Recording progressive metal with extreme stylings and elements of all types of genres certainly requires a solid production work that results in a good dynamic quality of the instruments, good sound separation, and a fitting vocal production. Otherwise, no matter how good the songs are written and performed, they are most probably going to suffer at some point.
Poland's Mind Gate have been around for a good many years; they're no new comers. They have several albums out and Spiral is their 2004 disc on Lucretia Records. The musical direction is undoubtedly progressive metal, with touches of folk, jazz, blues, and even melodic metal. Production-wise, the album is evocative of another Polish band April Ethereal's debut disc. Musically, however, Mind Gate is a more daring outfit aiming for the combination of polarized genres. Their songs are long and improvisational. Vocalist Robert Czerwik uses more of his clean voice, rather than going for the gruff brutal style heard on the earlier discs. As a matter of fact, with the exception of a certain few parts, the album is sung entirely in clean vocals with occasional falsetto screams. Also on board as a guest is female vocalist Asia Pach whose presence adds a nice aesthetic value to the songs she sings on. Actually she just sings on one track, "Epitaph", where she duets with Czerwik utilising a very folky tone that matches the flow of the slower guitar riffs and piano melodies. On the other songs, Pach just provides some backing harmonies without singing any lyrics, as on the 11-minute album opener "Sins of Past" and the last track "Forever Alone". Both of these songs have great keyboard work by Maciej Czarski whose tone and note choices truly heighten the level of songwriting. He will use symphonic elements, cutting synth solos, weird sound effects, or even electronic patches in order to enrich the content of the song. Unfortunately, albeit perfectly played, the guitar tone comes off way too thin and is often less than effective. Not sure if it's entirely a problem of production but even the parts that are supposed to be heavier fail to contrast the more atmospheric passages handled by the keyboardist.

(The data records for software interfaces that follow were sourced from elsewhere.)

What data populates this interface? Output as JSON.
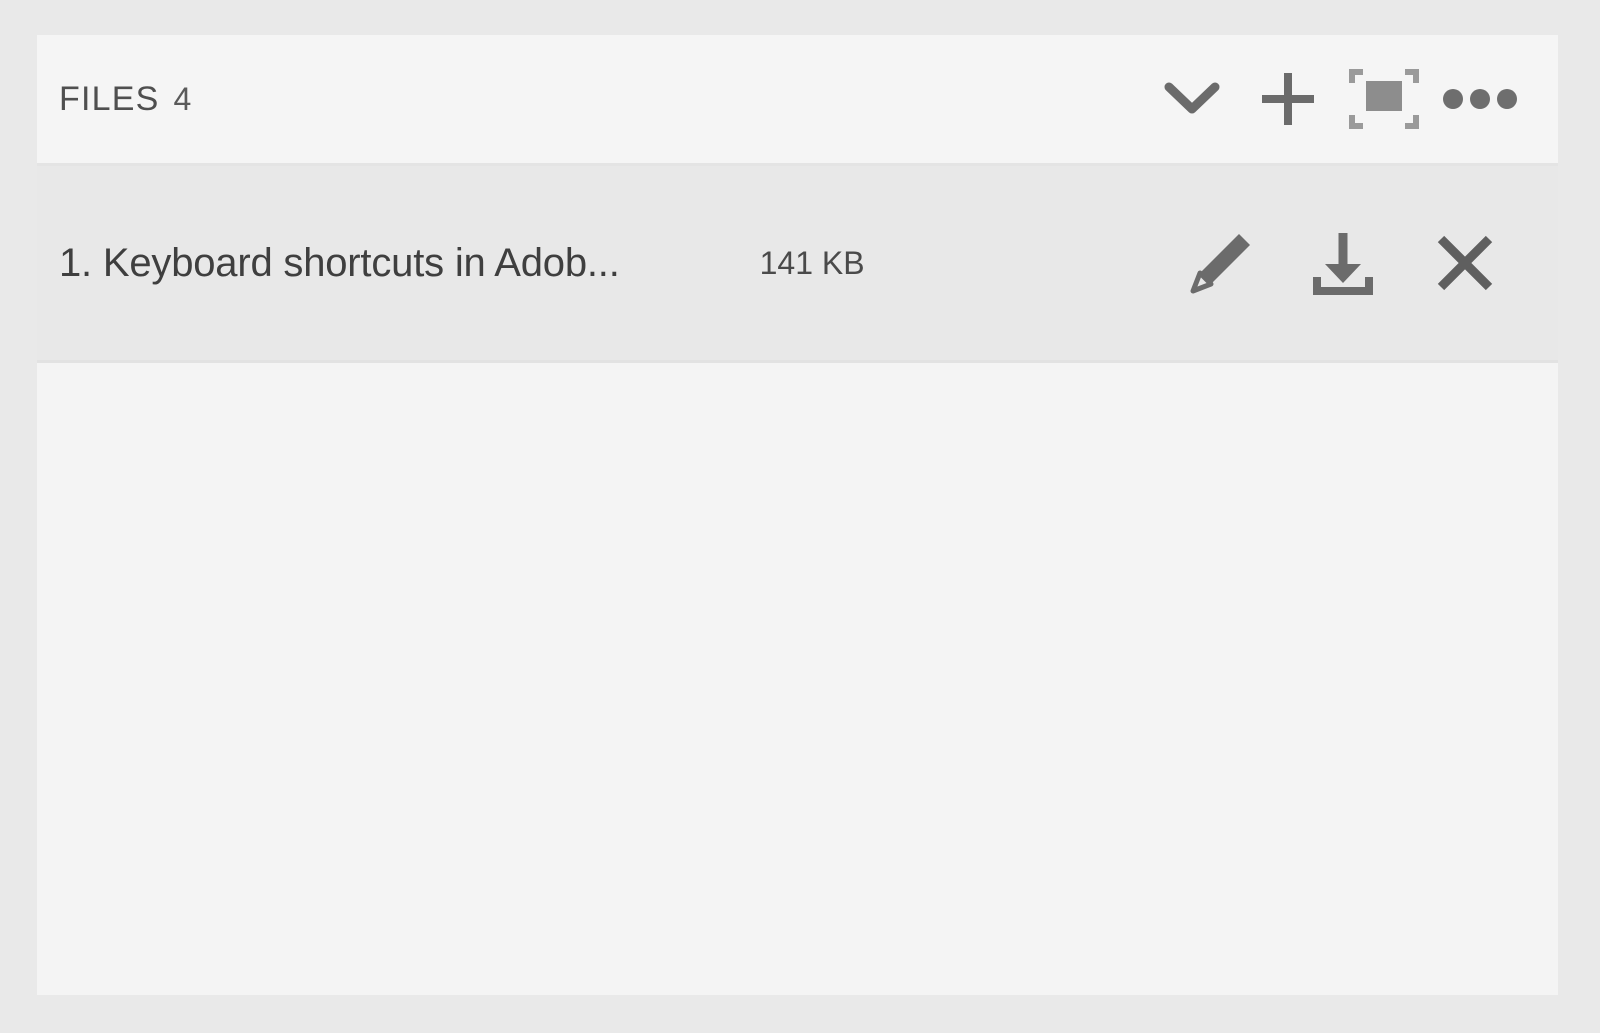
{
  "panel": {
    "header": {
      "title": "FILES",
      "count": "4",
      "actions": [
        {
          "name": "chevron-down-icon",
          "label": "Collapse"
        },
        {
          "name": "plus-icon",
          "label": "Add file"
        },
        {
          "name": "select-frame-icon",
          "label": "Select all"
        },
        {
          "name": "more-options-icon",
          "label": "More options"
        }
      ]
    },
    "files": [
      {
        "name": "1. Keyboard shortcuts in Adob...",
        "size": "141 KB",
        "actions": [
          {
            "name": "pencil-icon",
            "label": "Edit"
          },
          {
            "name": "download-icon",
            "label": "Download"
          },
          {
            "name": "close-icon",
            "label": "Remove"
          }
        ]
      }
    ],
    "colors": {
      "panel_background": "#f4f4f4",
      "header_background": "#f5f5f5",
      "row_background": "#e8e8e8",
      "page_background": "#e9e9e9",
      "icon_gray": "#6e6e6e",
      "text_dark": "#3f3f3f"
    }
  }
}
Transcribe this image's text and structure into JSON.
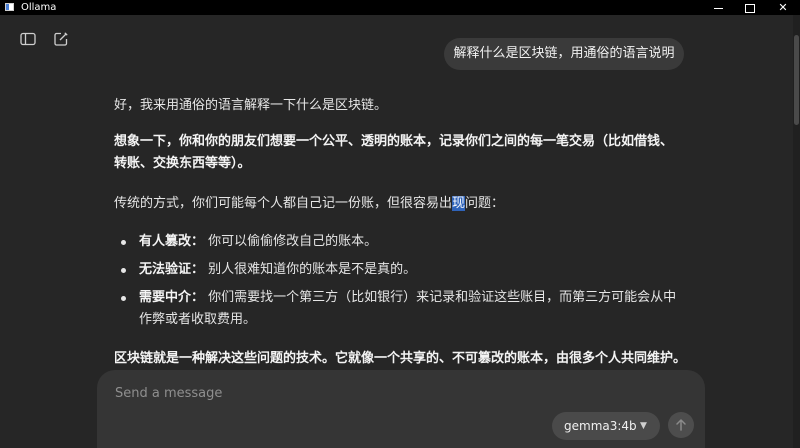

"Falling Away" is a nice instrumental piece moving between rhythm-heavy guitars, pure acoustics, a piano section with avant jazz riffing, and finally a blues lick. This all happens within the span of 3 minutes and is replaced by a furious synth solo that is quickly backed up by awesome tapping guitar. There is even a thrashy guitar theme towards the end with pronounced bass and drum combination. This song is followed by the heavier number "Terminal Neurosis", littered with clean and death vocals, ever-changing keyboard and bass figures, dense guitar hammer-ons and a lengthy instrumental section with an impressive unison solo. The guitar coda at the end is particularly emotive.
All things considered, Mind Gate are a band with potential. They, however, need to improve their recording techniques and perhaps consider working with a professional producer. In such cases, an external ear always helps a lot.
- Sins of Past
- Falling Away
- Terminal Neurosis
- Forever Alone